School district implements new Student Threat Assessment System
What happens when a local student threatens violence or acts violently?
Thanks to a new High Desert Education Service District Student Threat Assessment System, school district staff and community professionals are now armed with a plan that they can immediately put into action.
"The biggest change that you're going to see in this system is when there is a threat from a student in school, you're going to notice that there are a lot more people involved," said Crook County School District Human Resources Director Sean Corrigan.
CCSD has a contract with High Desert Education Service District to develop and adopt a new Student Threat Assessment System. HDESD had hired Misty Groom two years ago to be a Student Threat Assessment coordinator.
"What High Desert ESD wanted to know is if we were interested in adopting the Salem-Keizer model," Corrigan said. "The Salem-Keizer model of assessing student threats is based on the work of John Van Dreal, a nationally recognized student psychologist."
Van Dreal, the director of Safety and Risk Management Services for the Salem-Keizer School District, developed this model for his district. He authored the book "Assessing Student Threats: A Handbook for Implementing the Salem-Keizer System." About half of all school districts in Oregon have since adopted this system.
"It involves more people, it involves more resources, and there is actually some follow-up and some teeth in this system," Corrigan said.
Before becoming HR Director in January, Corrigan was the assistant principal at Mountain View High School in Bend, where he was involved with student threat assessments.
"One thing I recall is we would go through our Level 1, which was a school risk screen, where we would say, 'You know, this kid might be a violent risk to our building or the safety of our schools,'" Corrigan recalls.
He'd send off a request for a full risk assessment to Groom when she worked for Deschutes County Behavioral Health.
"She'd send back these amazing assessments, offering all these recommendations, all these ways to work with this kid," he said. "Eventually, that kid would come back to school, and there wouldn't be any teeth to enforce anything. There'd be no follow-up."
But the new system is different.
On Aug. 7, Groom trained 18 district staff members at the local district office on the new Student Threat Assessment System.
When a student shows an act of violence or an implied threat of violence, the school administrator, school resource officer, and counselor/school psychologist will determine whether or not there's a need for Level 1 Screening.
If so, the Level 1 Assessment School Site Team will be alerted. This team consists of administrators; counselors/school psychologists; the school resource officer; others who know the student involved, such as teachers, coaches, case managers and campus monitors; and parents, as circumstances allow.

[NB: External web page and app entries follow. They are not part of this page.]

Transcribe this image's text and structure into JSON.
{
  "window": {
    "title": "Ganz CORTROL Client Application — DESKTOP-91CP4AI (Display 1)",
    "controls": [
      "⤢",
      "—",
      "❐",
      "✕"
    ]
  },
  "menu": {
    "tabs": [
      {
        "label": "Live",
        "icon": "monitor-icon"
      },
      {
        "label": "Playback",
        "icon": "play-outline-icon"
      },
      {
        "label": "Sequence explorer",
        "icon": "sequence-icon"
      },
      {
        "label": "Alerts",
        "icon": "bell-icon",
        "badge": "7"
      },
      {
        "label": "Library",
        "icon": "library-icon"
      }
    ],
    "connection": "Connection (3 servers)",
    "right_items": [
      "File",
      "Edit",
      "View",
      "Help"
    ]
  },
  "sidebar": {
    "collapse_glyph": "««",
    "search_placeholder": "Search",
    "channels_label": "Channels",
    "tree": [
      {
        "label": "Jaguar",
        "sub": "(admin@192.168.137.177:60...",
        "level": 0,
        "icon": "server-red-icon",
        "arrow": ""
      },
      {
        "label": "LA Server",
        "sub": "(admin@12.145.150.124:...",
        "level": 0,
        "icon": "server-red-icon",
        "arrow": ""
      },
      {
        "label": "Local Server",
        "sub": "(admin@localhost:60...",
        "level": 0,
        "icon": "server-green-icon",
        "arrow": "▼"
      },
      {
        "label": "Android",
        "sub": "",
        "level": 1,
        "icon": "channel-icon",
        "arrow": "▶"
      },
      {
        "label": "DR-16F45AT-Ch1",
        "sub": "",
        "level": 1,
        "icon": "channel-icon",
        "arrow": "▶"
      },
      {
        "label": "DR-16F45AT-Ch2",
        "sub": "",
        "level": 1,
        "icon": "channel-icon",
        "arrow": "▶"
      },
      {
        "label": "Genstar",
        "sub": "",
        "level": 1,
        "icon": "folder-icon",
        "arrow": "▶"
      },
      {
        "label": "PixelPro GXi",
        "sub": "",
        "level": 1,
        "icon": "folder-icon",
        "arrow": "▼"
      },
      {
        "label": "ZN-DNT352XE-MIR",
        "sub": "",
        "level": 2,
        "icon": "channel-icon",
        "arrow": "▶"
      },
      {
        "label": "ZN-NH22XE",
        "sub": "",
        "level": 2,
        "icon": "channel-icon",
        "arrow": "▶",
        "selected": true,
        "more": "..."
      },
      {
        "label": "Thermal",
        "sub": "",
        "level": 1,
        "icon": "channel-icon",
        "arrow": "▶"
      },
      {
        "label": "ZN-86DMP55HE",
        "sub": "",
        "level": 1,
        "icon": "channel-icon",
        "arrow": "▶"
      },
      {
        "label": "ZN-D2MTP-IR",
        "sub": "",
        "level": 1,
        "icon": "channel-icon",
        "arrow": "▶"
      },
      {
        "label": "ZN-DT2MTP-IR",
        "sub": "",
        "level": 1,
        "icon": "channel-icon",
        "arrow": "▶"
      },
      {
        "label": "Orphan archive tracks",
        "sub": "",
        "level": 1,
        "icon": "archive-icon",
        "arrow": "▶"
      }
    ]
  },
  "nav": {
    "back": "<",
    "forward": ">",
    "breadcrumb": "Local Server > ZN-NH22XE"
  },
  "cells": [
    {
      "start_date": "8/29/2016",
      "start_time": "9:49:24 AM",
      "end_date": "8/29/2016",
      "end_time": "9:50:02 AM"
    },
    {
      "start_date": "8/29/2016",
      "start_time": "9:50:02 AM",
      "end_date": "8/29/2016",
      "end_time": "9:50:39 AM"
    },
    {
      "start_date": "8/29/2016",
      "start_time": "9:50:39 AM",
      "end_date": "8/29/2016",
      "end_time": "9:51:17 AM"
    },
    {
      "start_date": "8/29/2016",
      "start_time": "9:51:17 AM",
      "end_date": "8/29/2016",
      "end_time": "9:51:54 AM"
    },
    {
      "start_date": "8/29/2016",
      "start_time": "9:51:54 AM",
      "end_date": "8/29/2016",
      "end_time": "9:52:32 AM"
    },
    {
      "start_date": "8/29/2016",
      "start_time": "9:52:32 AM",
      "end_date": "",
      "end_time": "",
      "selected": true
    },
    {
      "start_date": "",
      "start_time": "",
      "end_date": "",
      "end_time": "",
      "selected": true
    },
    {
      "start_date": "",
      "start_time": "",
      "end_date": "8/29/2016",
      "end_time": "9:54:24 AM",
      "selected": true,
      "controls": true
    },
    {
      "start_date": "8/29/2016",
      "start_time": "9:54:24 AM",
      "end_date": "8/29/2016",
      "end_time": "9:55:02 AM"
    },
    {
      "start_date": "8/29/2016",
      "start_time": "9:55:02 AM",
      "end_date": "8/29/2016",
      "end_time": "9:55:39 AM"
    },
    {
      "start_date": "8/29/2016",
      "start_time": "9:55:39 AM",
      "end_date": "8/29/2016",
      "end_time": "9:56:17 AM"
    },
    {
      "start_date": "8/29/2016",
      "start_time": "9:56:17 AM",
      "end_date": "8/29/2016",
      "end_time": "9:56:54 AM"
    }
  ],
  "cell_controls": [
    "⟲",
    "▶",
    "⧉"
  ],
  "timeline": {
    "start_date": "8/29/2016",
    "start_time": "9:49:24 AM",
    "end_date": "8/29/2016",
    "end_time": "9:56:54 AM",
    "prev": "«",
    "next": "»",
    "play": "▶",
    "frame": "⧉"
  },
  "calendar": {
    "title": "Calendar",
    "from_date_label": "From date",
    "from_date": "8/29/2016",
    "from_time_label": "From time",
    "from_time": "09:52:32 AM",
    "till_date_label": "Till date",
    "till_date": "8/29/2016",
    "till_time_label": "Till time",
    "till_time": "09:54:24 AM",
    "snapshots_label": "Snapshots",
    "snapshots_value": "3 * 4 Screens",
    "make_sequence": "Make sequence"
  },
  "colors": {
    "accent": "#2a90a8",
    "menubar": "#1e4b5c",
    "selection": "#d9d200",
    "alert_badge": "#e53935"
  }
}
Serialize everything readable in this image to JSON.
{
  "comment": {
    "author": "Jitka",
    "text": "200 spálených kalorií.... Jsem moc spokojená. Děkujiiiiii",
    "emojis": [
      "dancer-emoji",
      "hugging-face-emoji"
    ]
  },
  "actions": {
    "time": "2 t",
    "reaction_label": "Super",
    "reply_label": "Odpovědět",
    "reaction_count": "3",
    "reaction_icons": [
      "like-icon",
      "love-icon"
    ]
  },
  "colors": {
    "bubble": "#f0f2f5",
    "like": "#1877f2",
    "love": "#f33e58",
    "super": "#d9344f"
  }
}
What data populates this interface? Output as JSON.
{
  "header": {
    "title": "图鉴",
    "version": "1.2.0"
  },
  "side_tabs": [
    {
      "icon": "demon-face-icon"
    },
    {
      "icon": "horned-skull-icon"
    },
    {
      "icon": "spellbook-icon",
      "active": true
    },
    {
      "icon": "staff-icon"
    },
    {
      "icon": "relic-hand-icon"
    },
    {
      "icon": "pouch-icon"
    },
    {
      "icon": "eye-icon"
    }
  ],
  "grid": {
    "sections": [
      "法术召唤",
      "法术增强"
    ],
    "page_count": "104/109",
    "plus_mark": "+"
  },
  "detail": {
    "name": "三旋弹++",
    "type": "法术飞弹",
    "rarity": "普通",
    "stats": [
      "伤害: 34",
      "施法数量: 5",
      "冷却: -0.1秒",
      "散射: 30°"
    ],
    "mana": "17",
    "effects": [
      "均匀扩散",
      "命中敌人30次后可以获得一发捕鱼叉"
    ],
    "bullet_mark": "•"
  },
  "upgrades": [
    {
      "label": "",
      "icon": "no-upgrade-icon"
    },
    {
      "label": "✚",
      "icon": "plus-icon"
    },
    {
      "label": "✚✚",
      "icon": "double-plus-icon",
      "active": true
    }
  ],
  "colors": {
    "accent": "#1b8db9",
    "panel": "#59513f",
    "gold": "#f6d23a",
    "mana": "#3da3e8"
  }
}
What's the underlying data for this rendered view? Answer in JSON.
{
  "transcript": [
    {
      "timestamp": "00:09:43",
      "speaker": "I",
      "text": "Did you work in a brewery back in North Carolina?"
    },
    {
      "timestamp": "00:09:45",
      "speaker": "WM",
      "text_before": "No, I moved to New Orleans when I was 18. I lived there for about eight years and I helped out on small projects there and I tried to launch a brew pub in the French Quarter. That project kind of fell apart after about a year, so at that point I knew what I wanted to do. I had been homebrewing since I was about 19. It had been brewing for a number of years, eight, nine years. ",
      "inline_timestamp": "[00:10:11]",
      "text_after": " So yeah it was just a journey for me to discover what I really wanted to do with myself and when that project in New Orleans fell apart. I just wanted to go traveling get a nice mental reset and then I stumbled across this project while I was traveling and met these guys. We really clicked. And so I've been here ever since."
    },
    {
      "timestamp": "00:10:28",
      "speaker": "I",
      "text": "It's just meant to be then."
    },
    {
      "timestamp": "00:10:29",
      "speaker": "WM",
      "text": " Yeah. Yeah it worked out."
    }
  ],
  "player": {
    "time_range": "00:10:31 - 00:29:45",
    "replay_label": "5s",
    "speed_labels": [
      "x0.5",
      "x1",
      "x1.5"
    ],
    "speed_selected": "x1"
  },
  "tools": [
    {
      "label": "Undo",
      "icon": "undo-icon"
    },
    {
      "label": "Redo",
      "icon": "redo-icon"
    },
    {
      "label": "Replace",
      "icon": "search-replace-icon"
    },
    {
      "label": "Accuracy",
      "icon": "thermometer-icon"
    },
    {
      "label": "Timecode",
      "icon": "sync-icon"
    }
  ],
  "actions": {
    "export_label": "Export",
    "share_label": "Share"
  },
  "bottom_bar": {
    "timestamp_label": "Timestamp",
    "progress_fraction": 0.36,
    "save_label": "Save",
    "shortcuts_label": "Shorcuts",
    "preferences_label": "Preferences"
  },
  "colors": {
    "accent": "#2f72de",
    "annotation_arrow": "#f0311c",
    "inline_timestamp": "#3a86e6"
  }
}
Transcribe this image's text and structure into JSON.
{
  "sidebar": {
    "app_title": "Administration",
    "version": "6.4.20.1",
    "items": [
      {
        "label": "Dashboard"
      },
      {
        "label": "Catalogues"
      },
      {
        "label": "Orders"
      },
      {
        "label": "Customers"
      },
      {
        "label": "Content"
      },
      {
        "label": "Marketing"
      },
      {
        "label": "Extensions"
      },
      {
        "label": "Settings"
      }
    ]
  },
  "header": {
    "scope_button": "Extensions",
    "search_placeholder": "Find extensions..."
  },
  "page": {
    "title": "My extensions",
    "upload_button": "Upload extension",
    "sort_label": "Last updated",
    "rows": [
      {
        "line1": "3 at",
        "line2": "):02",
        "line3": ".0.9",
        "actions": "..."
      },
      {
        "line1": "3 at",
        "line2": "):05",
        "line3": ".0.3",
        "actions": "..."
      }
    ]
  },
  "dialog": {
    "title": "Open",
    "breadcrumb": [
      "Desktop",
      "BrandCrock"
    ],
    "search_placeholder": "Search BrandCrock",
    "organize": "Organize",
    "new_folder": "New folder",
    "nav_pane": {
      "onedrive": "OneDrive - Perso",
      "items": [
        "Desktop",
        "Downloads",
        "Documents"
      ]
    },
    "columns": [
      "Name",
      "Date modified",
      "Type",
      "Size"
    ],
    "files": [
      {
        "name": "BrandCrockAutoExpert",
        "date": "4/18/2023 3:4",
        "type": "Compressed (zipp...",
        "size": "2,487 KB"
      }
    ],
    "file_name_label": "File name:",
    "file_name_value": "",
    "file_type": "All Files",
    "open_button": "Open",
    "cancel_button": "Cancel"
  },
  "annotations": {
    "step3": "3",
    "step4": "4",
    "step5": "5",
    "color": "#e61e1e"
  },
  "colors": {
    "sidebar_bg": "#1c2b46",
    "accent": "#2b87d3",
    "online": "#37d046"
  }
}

"We have 18 folks that are all experts at Level 1 threat assessments," Corrigan said. "It's an extensive team at the school level that actually assesses the student and surveys everything we need to know about the student. Everybody brings in their best knowledge, best research, does a file review, and you find out everything about you can about these students."
If that team determines that student is still a threat, then they can refer him or her on to the Level II Team.
Corrigan said that PACE, the district's insurer, decided that the system was a good enough preventative device to keep schools safe that they'd sponsor a threat assessment training in Klamath Falls for all the Level II folks.
On Aug. 21-22, Van Dreal trained 10 Crook County professionals, including representatives from the local District Attorney's Office, Lutheran Community Services Northwest, Crook County Sheriff's Office, Prineville Police Department, Crook County Juvenile Department, CCSD Special Education Director Mona Boyd, and Groom from HDESD.
The Level II Team will create a plan or recommendation that could include increased supervision, intervention, placement, community resources or mental health evaluation.
"We've got an outstanding team that can handle students and families on a Level II assessment in order to come up with a plan to get these kids back in school, get them back with a plan for interventions and eventually with a system that is going to support them," Corrigan said.
The Level II Threat Assessment Team will meet every other week, allowing them to follow-up and make sure the team recommendations are being followed.
"It was great training," Boyd said of Van Dreal's session. "The community partners that I went with were incredibly enthusiastic about this. They want to be there to help kids, and it was an amazing experience. I think we can do some really good things with it."
Corrigan hopes the new system will make a big difference in the way threats are handled.
"We're excited about the fact that we've got a great group of leaders from the community on our Level II Assessment Team that are really excited about making this a great opportunity to make our schools safer and to really support these kids," he said. "As we know, most of these kids have been kind of left out, and we'll pull them in and get them the resources and support they need."